- [Task details]: Please return each record exactly, leaving nothing out.

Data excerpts
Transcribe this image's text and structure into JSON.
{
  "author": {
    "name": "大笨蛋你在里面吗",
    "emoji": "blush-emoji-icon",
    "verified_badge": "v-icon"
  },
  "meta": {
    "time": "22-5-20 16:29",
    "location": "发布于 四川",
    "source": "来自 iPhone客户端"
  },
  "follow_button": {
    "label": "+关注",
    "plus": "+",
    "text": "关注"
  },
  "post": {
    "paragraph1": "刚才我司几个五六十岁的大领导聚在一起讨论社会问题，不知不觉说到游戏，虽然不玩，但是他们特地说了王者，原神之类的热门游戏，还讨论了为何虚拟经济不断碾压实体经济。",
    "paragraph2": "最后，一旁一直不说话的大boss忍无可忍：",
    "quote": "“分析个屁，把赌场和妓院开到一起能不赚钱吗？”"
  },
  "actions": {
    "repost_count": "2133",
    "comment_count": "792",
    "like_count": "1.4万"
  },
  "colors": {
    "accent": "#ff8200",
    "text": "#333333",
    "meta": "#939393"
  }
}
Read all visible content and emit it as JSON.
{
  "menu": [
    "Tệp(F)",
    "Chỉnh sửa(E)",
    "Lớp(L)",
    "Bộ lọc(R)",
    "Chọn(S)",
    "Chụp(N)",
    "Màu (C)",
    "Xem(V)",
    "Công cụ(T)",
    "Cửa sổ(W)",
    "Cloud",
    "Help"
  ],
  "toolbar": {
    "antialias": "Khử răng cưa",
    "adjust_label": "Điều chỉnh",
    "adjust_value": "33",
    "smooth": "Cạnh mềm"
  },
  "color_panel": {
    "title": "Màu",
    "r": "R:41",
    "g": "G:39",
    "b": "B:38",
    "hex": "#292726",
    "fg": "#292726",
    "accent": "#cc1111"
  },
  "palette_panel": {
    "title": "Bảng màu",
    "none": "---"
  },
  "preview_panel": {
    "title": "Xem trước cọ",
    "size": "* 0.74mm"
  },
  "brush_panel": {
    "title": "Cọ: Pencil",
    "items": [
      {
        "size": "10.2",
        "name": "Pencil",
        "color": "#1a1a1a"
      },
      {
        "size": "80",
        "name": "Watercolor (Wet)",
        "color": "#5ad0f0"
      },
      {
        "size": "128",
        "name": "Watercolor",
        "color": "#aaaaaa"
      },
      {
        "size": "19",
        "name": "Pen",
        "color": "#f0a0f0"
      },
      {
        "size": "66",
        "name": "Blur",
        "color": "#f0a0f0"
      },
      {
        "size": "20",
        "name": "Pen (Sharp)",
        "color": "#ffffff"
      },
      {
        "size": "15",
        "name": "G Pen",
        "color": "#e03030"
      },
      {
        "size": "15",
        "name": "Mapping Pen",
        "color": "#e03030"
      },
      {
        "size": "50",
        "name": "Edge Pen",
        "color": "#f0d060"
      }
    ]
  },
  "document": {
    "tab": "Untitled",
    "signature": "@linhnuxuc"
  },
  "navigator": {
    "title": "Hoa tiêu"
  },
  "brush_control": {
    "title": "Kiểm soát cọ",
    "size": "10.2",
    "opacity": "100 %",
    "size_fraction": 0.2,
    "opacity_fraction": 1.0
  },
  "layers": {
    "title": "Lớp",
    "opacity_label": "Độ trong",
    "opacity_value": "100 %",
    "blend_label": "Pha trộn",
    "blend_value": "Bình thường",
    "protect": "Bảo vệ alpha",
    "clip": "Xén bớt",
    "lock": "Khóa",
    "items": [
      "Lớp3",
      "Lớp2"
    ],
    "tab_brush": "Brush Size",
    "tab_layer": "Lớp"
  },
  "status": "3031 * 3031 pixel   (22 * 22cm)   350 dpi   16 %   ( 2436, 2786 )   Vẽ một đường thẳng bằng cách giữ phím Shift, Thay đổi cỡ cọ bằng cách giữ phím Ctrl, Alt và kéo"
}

- [Response below]:
Transcribe this image's text and structure into JSON.
{
  "author": {
    "name": "大笨蛋你在里面吗",
    "emoji": "blush-emoji-icon",
    "verified_badge": "v-icon"
  },
  "meta": {
    "time": "22-5-20 16:29",
    "location": "发布于 四川",
    "source": "来自 iPhone客户端"
  },
  "follow_button": {
    "label": "+关注",
    "plus": "+",
    "text": "关注"
  },
  "post": {
    "paragraph1": "刚才我司几个五六十岁的大领导聚在一起讨论社会问题，不知不觉说到游戏，虽然不玩，但是他们特地说了王者，原神之类的热门游戏，还讨论了为何虚拟经济不断碾压实体经济。",
    "paragraph2": "最后，一旁一直不说话的大boss忍无可忍：",
    "quote": "“分析个屁，把赌场和妓院开到一起能不赚钱吗？”"
  },
  "actions": {
    "repost_count": "2133",
    "comment_count": "792",
    "like_count": "1.4万"
  },
  "colors": {
    "accent": "#ff8200",
    "text": "#333333",
    "meta": "#939393"
  }
}
Read all visible content and emit it as JSON.
{
  "menu": [
    "Tệp(F)",
    "Chỉnh sửa(E)",
    "Lớp(L)",
    "Bộ lọc(R)",
    "Chọn(S)",
    "Chụp(N)",
    "Màu (C)",
    "Xem(V)",
    "Công cụ(T)",
    "Cửa sổ(W)",
    "Cloud",
    "Help"
  ],
  "toolbar": {
    "antialias": "Khử răng cưa",
    "adjust_label": "Điều chỉnh",
    "adjust_value": "33",
    "smooth": "Cạnh mềm"
  },
  "color_panel": {
    "title": "Màu",
    "r": "R:41",
    "g": "G:39",
    "b": "B:38",
    "hex": "#292726",
    "fg": "#292726",
    "accent": "#cc1111"
  },
  "palette_panel": {
    "title": "Bảng màu",
    "none": "---"
  },
  "preview_panel": {
    "title": "Xem trước cọ",
    "size": "* 0.74mm"
  },
  "brush_panel": {
    "title": "Cọ: Pencil",
    "items": [
      {
        "size": "10.2",
        "name": "Pencil",
        "color": "#1a1a1a"
      },
      {
        "size": "80",
        "name": "Watercolor (Wet)",
        "color": "#5ad0f0"
      },
      {
        "size": "128",
        "name": "Watercolor",
        "color": "#aaaaaa"
      },
      {
        "size": "19",
        "name": "Pen",
        "color": "#f0a0f0"
      },
      {
        "size": "66",
        "name": "Blur",
        "color": "#f0a0f0"
      },
      {
        "size": "20",
        "name": "Pen (Sharp)",
        "color": "#ffffff"
      },
      {
        "size": "15",
        "name": "G Pen",
        "color": "#e03030"
      },
      {
        "size": "15",
        "name": "Mapping Pen",
        "color": "#e03030"
      },
      {
        "size": "50",
        "name": "Edge Pen",
        "color": "#f0d060"
      }
    ]
  },
  "document": {
    "tab": "Untitled",
    "signature": "@linhnuxuc"
  },
  "navigator": {
    "title": "Hoa tiêu"
  },
  "brush_control": {
    "title": "Kiểm soát cọ",
    "size": "10.2",
    "opacity": "100 %",
    "size_fraction": 0.2,
    "opacity_fraction": 1.0
  },
  "layers": {
    "title": "Lớp",
    "opacity_label": "Độ trong",
    "opacity_value": "100 %",
    "blend_label": "Pha trộn",
    "blend_value": "Bình thường",
    "protect": "Bảo vệ alpha",
    "clip": "Xén bớt",
    "lock": "Khóa",
    "items": [
      "Lớp3",
      "Lớp2"
    ],
    "tab_brush": "Brush Size",
    "tab_layer": "Lớp"
  },
  "status": "3031 * 3031 pixel   (22 * 22cm)   350 dpi   16 %   ( 2436, 2786 )   Vẽ một đường thẳng bằng cách giữ phím Shift, Thay đổi cỡ cọ bằng cách giữ phím Ctrl, Alt và kéo"
}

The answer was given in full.